Tue | Feb 25, 2020

Dear Doc | Does vagina size matter?

Published:Sunday | January 26, 2020 | 12:06 AM



Q I always knew men were hard to please, but there is something that I really want to know for myself so I can tell them when they are talking foolishness.

I have had men complain that I am too tight, and use that as a reason to not use condoms. I thought being ‘tight’ would be a good thing, so I want to know, when it comes to sex, does vagina size matter? Because no matter what I do, sex still feels uncomfortable for me.


A The age-old question of ‘does size matter’ is usually directed at men, but it is also a concern for some women as well.

Women often worry about the size of their vagina and how it affects sexual pleasure, particularly after having a baby. Not a lot of research has been done in this area and because there are so many variables at play in women’s sexuality, it is difficult to tell if vagina size and sexual pleasure are linked.

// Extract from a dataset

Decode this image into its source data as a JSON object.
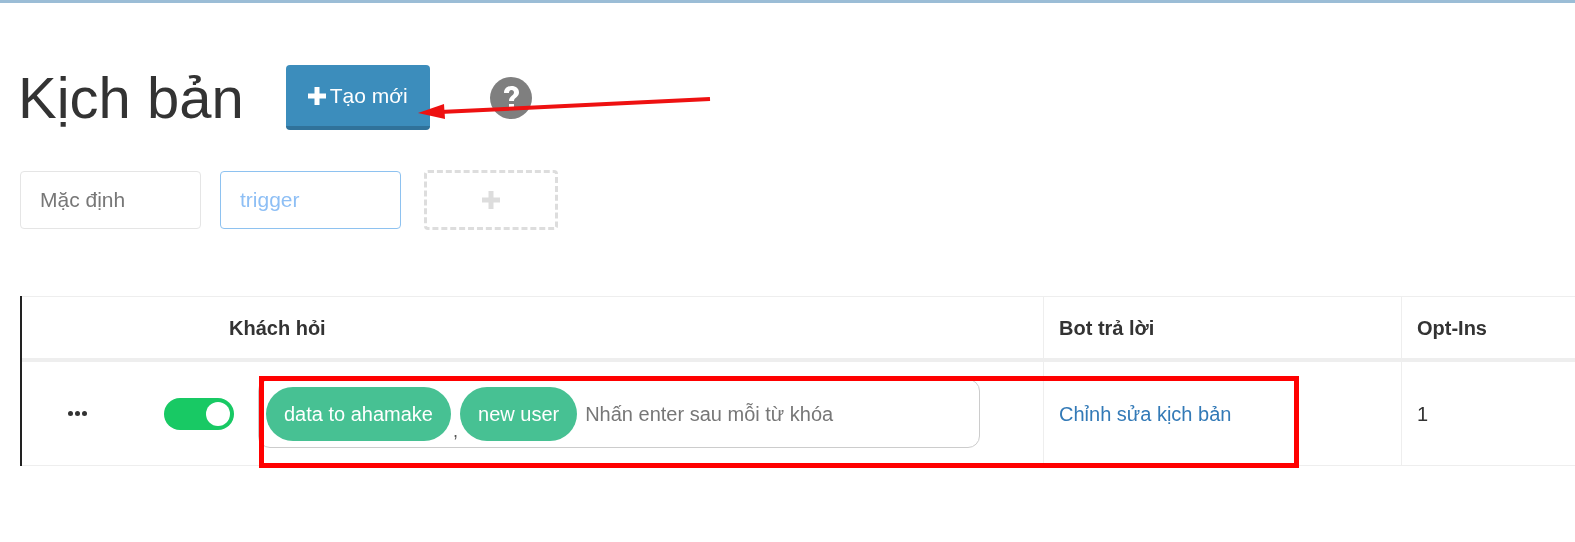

The vagina is a very elastic organ, and is accommodating and changeable. It is small enough to hold a tampon in place, and can expand enough to pass a child through. This is because the walls of the vagina fold together and collapse when unused, then expand when necessary.

The average measurements of a vagina is 2.75 inches to 3.25 inches in length when unstimulated, and when aroused, it increases to 4.25 inches to 4.75 inches.

But does vaginal length relate to sexual satisfaction? No one seems to know for sure.

The main issue women have with discomfort during sex typically occurs if the vagina is too short or too tight, and this tightness is regarding the vaginal opening.

When you are sexually aroused, the upper portion of the vagina lengthens, therefore pushing your cervix and uterus more inside the body. This is to prevent the penis from hitting the cervix during penetration and causing discomfort. That being said, stimulating the cervix may sometimes be pleasurable.

The vagina also releases natural lubrication so that penetration is less painful and done with ease. If penetration begins too soon and you are not sufficiently lubricated, you may experience pain. These natural processes, however, do not always mean sex is comfortable.

Approximately 30 per cent of women experience pain during vaginal intercourse.

If you are concerned that your vagina may be too small or tight, and is therefore causing intercourse to be uncomfortable or painful, there are several conditions that can affect how tight a vagina is and so affect sexual comfort. Most of these problems are minor and easily treated.

Insufficient arousal or lubrication

Sexual arousal provides the body with natural lubrication. Adequate foreplay will help ensure you have enough natural lubrication. If that is still not enough, and penetration still feels painful and is difficult even after foreplay, you can use a store-bought, water-based lubricant to help.Infection

Infections, including sexually transmitted infections, do not affect the tightness of your vagina, but they can make sex more painful.

Injury or trauma

An injury to your pelvis or your genitals may make sex painful. Wait until you have fully healed before engaging in sexual activity, especially after pregnancy and childbirth.

Psychological trauma also plays a role in painful intercourse. If you have ever been sexually assaulted, any sexual encounter may be difficult without having received adequate therapy after the incident.

Congenital abnormality

Some women are born with hymens that are thick and inflexible. During sex, a penis pushing against the hymen may feel painful. Even after the hymen tissue is torn, it may be painful when hit during sex. Having a retroverted uterus can also result in painful intercourse with some sexual positions.


Vaginismus is a condition that causes involuntary contractions of your pelvic floor muscles. Before penetration, the condition causes the pelvic floor muscles to tighten so much that a penis cannot enter. This condition may be caused by anxiety or fear. Some people with this condition also have difficulty using tampons or having a pelvic exam.

Treatment involves a combination of therapies. In addition to sex therapy or talk therapy, your doctor will work with you to use vaginal dilators or trainers. These cone-shaped devices help you gain control of your pelvic floor and learn to release the involuntary muscular reaction you experience before penetration.

Each vagina is different, therefore you cannot rely on someone else’s experience or opinion to determine if your vagina is normal or not. You know your body best, so if something does not feel right during sex, stop. Find a solution that works for you, from the above listed possibilities, and try again.

If the pain or tightness is persistent, make an appointment to see your doctor.

- Send your medical questions to: outlook@gleanerjm.com.